    I’m amused by how much verbiage people spend on this topic. Just close your eyes if you think the conductors’ movement (too much or lack thereof) will cause you anxiety. OR just stay at home and stream the music. If you’re then still driven to distraction wondering whether the conductor is moving too much, then seek help. I’m sure Norman Lebrecht’s website will soon have a list of shrinks who can help with kineto-conductophobia.

    • William Safford says:

      Do realize that there are those of us who sit in front of the conductor, rather than behind him or her. It makes a bit more of a difference for us….

  • corinna68 says:

    Probably what Muti meant is that sometimes conductors move too much with movements that have nothing to do with the music. Body movement is of course necessary while conducting and every person is different and will move differently: but there are some conductors who move to put on a show that has little to do with the music they are conducting. Having said this, I also believe that conducting completely still is equally ineffective…i think that the greatest work should be done by the conductor in the rehearsals …musical phrasing etc….in the performance the conductor should not detach him/herself from expressing thru the body or even the face his/her feelings…but i agree that jumping up and down and moving too much is also a distraction from the music and could also be useless for the players in the orchestra….

    • González says:

      Just when I was about to accept the sad fact that everyone here seemed to have forgotten when the really important work of a conductor is done I found your comment at the end of this post. I really appreciate that you perfectly pointed it out. Thank you so much! As a fellow conductor I can only say that everybody else’s comments just prove Muti to be right in his approach, despite whether you are a fan of his or not.

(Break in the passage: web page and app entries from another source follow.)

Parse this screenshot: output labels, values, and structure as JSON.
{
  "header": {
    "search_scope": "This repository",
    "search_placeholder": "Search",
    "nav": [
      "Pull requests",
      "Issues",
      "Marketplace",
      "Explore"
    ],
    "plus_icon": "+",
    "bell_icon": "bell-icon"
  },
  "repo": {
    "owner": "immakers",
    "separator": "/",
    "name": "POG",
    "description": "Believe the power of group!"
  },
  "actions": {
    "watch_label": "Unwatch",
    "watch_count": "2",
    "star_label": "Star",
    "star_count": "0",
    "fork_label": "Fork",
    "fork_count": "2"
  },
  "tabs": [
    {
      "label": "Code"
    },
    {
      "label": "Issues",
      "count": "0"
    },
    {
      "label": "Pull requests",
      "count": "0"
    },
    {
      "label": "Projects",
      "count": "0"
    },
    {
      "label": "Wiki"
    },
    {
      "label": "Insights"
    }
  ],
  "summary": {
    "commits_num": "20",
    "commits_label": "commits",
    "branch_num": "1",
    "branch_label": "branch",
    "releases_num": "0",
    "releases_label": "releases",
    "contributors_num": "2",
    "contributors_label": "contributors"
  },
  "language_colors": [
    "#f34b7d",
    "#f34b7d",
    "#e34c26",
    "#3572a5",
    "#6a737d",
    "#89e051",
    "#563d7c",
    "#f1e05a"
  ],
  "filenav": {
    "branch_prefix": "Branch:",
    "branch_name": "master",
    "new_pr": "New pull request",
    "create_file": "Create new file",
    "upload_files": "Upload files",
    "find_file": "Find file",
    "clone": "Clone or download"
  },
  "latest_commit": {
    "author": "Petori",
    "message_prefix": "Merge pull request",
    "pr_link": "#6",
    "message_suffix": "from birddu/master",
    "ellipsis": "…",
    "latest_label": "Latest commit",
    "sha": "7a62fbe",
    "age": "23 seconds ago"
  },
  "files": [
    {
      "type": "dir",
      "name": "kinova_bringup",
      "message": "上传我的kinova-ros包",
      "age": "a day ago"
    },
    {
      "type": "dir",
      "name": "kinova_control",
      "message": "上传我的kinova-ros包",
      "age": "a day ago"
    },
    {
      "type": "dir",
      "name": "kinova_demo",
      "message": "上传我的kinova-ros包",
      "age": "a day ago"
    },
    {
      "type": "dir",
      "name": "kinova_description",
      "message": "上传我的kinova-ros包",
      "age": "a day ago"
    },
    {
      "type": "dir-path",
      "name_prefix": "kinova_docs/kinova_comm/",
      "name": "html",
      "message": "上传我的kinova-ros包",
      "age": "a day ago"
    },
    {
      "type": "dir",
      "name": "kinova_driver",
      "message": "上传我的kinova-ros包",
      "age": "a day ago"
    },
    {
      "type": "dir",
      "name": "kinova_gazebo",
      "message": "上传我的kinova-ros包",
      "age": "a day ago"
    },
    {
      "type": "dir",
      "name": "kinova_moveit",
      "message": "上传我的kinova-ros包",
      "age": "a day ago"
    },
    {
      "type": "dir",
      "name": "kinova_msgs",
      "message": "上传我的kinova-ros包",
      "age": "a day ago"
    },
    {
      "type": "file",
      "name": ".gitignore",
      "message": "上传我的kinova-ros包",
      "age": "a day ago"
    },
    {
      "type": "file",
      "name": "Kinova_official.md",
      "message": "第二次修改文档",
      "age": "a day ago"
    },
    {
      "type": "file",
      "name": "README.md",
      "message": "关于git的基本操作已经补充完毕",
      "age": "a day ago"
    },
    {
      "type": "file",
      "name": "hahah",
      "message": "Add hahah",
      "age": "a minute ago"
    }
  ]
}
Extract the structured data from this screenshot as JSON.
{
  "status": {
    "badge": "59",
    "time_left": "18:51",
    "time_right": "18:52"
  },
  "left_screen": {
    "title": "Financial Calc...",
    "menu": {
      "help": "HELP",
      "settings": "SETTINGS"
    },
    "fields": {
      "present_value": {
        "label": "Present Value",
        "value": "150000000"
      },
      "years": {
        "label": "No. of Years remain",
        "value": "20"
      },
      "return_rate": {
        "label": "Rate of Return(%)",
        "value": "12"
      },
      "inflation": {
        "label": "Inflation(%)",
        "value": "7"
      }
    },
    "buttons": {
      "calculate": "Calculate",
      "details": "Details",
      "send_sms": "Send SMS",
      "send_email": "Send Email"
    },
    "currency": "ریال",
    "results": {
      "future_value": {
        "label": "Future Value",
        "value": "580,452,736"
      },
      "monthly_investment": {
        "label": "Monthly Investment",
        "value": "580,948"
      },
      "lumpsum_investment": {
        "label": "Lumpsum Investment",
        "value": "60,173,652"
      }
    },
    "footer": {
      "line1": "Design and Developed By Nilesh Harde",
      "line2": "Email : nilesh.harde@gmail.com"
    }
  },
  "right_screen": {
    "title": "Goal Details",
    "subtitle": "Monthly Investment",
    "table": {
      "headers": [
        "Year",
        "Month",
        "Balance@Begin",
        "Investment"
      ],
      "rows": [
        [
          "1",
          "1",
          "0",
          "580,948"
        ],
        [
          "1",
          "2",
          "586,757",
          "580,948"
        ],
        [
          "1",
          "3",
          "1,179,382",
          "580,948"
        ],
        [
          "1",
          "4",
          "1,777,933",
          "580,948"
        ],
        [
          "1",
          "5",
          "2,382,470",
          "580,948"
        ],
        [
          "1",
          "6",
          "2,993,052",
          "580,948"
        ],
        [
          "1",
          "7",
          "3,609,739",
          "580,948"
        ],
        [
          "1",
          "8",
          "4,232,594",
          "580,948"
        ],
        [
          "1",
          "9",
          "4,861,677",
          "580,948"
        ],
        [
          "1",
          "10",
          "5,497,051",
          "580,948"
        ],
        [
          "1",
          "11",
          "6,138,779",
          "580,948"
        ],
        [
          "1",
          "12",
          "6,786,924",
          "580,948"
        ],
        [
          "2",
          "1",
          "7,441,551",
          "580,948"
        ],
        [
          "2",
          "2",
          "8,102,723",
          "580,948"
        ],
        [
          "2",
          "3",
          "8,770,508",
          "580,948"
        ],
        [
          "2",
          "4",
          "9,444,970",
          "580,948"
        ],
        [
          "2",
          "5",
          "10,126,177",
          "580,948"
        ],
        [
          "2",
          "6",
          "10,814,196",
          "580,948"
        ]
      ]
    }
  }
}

  • Holger H. says:

    His last point, or rather humorous remark, is not so much about quantity of moving, but about usefulness of movements.
    Conducting is a tricky job, and the old wise men of the profession almost all tell the same tale, which took them years and decades to fully understand: To know in any given moment, when an orchestra needs you to lead, and when it doesn’t.
    The public does not care about the conductor in that only musically relevant capacity.
    The public wants to adore magicians, heroes and submit to powerful aristocrats.

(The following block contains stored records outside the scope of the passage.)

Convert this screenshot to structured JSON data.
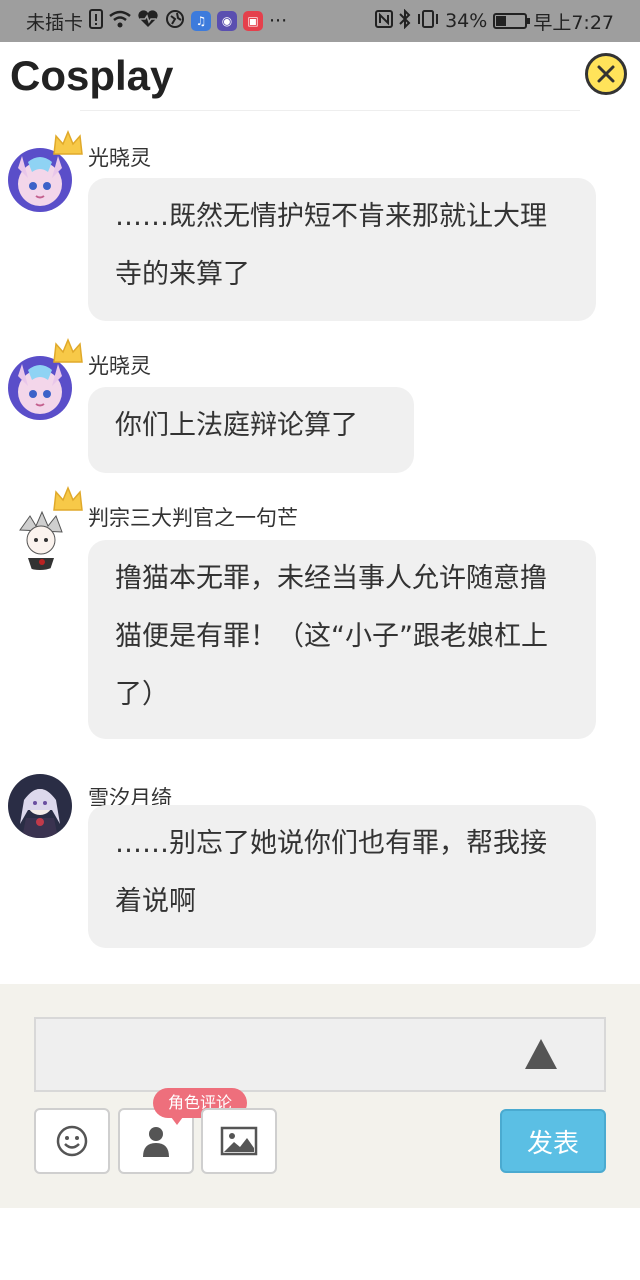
{
  "status_bar": {
    "carrier": "未插卡",
    "more": "···",
    "battery_text": "34%",
    "battery_level": 0.34,
    "time": "早上7:27",
    "icons": [
      "sim-alert-icon",
      "wifi-icon",
      "heart-rate-icon",
      "vpn-icon",
      "music-app-icon",
      "game-app-icon",
      "shop-app-icon",
      "nfc-icon",
      "bluetooth-icon",
      "vibrate-icon",
      "battery-icon"
    ]
  },
  "header": {
    "title": "Cosplay",
    "close_icon": "close-icon"
  },
  "messages": [
    {
      "username": "光晓灵",
      "crown": true,
      "text": "……既然无情护短不肯来那就让大理寺的来算了"
    },
    {
      "username": "光晓灵",
      "crown": true,
      "text": "你们上法庭辩论算了"
    },
    {
      "username": "判宗三大判官之一句芒",
      "crown": true,
      "text": "撸猫本无罪，未经当事人允许随意撸猫便是有罪！（这“小子”跟老娘杠上了）"
    },
    {
      "username": "雪汐月绮",
      "crown": false,
      "text": "……别忘了她说你们也有罪，帮我接着说啊"
    }
  ],
  "composer": {
    "input_value": "",
    "role_tag": "角色评论",
    "post_label": "发表",
    "tools": [
      "emoji-icon",
      "person-icon",
      "image-icon"
    ]
  },
  "colors": {
    "accent": "#5bbfe4",
    "tag": "#ee6f7c",
    "close_bg": "#ffe35a",
    "bubble_bg": "#f0f0f0",
    "composer_bg": "#f3f2ec"
  }
}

    Actually why nobody had the idea until today, to put a screen behind the conductor between him and the audience, so the audience does not get distracted by his movements and can focus better on the music? 😉

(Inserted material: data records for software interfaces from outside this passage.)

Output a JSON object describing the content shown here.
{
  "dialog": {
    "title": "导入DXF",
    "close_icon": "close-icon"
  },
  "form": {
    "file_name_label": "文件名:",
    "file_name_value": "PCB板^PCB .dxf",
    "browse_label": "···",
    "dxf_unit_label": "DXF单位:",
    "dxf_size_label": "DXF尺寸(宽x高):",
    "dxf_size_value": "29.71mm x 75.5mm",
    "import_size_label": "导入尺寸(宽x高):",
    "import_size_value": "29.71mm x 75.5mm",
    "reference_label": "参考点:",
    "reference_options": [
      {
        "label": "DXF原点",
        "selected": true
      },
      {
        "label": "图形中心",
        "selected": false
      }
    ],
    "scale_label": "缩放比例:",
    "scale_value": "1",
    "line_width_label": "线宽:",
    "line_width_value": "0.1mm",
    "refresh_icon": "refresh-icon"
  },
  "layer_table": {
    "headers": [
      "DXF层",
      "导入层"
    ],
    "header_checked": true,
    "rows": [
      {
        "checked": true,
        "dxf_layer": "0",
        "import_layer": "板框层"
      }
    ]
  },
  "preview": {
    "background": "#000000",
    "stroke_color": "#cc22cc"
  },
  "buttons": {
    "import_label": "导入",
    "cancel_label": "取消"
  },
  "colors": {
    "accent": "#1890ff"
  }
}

    • Petros LInardos says:

      Great idea. Essentially it only happens at Bayreuth. So it’s particularly interesting to watch footage from the Bayreuth pitt, where the conductor by default does what he thinks is necessary for the musicians. Here are two supreme examples, Kna and Kleiber:



      The Boston Symphony and the Rhode Island Philharmonic have had opposite approaches to open rehearsals: the BSO has big screens showing the conductors’ movements (and there is plenty of them when Nelsons conducts). The RI Philharmonic has the conductor wear a microphone and amplifies his comments, so that the public can hear them. Which one is more interesting?

    • Max Grimm says:

      Instead of the screen, how about gagging conductors before concerts? I have never been overly bothered by a conductor’s movements, be they a stock-still Boulez, robotic Haïm, dancey Bernstein or a fervid Nelsons/Nézet-Séguin type (even if bothered, one can always close ones eyes).
      What does bother me are conductors who tend to produce their own sound effects, groaning, wailing and whimpering along to the music…..Gorilla-Grunt-Rattle being one of the most frequent offenders.

  • M2N2K says:

    Whether we like it or not, concerts are partially visual experiences for most audience members. Intelligent maestros know that very well, and the best of them, when conducting world-class orchestras, manage to move in a way that helps listeners appreciate what is happening in the music while not forgetting to give all the necessary cues – technical as well as emotional – to the instrumentalists on stage. That may mean moving slightly more than “necessary”, but it enhances listening experience for many in the audience while maintaining high quality of orchestral playing.